[Start of section]
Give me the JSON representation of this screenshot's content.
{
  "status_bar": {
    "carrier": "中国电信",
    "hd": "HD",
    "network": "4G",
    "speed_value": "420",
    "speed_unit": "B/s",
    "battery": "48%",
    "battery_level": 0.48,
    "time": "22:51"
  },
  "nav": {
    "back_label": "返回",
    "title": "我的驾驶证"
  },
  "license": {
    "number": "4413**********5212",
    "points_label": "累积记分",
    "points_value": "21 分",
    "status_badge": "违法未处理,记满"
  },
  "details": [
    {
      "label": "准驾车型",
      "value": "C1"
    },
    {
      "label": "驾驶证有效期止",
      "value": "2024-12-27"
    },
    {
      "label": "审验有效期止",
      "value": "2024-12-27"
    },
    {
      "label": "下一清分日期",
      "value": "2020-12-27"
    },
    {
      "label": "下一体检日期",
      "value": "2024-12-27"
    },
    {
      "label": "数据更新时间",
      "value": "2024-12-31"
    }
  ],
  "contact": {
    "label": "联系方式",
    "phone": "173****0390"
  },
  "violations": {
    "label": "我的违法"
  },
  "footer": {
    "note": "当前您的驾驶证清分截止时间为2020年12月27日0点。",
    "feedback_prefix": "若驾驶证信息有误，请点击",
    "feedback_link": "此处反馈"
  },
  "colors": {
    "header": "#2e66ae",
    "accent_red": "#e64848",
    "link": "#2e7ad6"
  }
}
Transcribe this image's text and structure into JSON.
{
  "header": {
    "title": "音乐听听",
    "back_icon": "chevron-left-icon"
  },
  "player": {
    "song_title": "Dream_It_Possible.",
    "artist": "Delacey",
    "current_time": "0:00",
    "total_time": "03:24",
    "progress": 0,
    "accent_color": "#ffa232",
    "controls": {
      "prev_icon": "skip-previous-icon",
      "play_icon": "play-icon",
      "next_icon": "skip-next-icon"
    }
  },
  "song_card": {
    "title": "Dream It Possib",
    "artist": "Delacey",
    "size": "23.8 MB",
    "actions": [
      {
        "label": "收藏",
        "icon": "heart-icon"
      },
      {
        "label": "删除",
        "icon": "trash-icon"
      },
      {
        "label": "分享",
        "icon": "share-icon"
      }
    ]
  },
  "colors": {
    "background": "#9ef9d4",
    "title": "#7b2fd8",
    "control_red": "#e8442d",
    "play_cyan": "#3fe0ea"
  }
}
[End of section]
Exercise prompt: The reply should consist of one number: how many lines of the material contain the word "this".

Answer space: 2